Abought ledgeris a system inaccountingby which a business records and monitors itscreditors. The purchase ledger contains the individual accounts of suppliers from whom the business has made purchases oncredit. Information oninvoicesandcredit notesreceived, and payments made, are recorded in the supplier's account using thedebits and creditssystem, with thebalanceof each account at a given moment representing the amount currently owed to that supplier.
Historically, the purchase ledger was maintained in book form, hence the termledger, but in modern practice it is much more likely to be held on computer usingaccountancy softwareor aspreadsheet. The concept of Double-entry Bookkeeping is that debits balance the credits at all times. For convenience the main Trial Balance lists some accounts containing many entries as simply a single control figure. There is then a separate physical Ledger for the summarised area, which could conveniently be managed on its own, often at physically separate locations from the main ledger book. The Purchase Ledger is a common example of this.

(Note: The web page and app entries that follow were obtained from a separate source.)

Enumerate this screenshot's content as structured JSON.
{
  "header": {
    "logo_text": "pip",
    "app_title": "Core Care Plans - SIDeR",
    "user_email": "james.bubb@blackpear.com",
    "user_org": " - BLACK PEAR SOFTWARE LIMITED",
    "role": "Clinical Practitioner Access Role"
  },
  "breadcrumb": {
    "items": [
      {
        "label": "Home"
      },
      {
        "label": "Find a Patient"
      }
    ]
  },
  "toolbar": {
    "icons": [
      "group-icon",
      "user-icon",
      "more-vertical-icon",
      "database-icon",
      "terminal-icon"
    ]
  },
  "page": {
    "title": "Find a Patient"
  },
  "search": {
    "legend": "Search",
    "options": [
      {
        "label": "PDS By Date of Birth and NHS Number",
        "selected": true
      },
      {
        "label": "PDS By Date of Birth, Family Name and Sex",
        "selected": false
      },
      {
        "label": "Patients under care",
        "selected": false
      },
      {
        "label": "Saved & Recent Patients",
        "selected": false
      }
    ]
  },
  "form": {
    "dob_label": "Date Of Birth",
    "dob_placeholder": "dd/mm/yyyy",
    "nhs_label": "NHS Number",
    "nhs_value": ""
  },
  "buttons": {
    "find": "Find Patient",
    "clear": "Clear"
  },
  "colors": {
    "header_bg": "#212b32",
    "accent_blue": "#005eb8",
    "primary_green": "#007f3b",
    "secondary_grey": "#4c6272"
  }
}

The purchase ledger will ordinarily be an overall credit (liability) balance, unless credit notes or over-payments exceed the credit balance. However within itself, it is usual to show all invoices as positive figures, and payments as negative entries, as this minimises the number of negative entries to make/read.
Oadby is a small town in Leicestershire, three miles south east of Leicester city centre. The town is famous for Leicester Racecourse, situated on the border between Oadby and Stoneygate, and the University of Leicester Botanical Garden. Oadby had a population of 23,849 in 2011 and like its neighbour Wigston, Oadby is made up of five wards and is one of several satellite towns surrounding Leicester. The Borough of Oadby and Wigston is twinned with Maromme in France, and Norderstedt in Germany.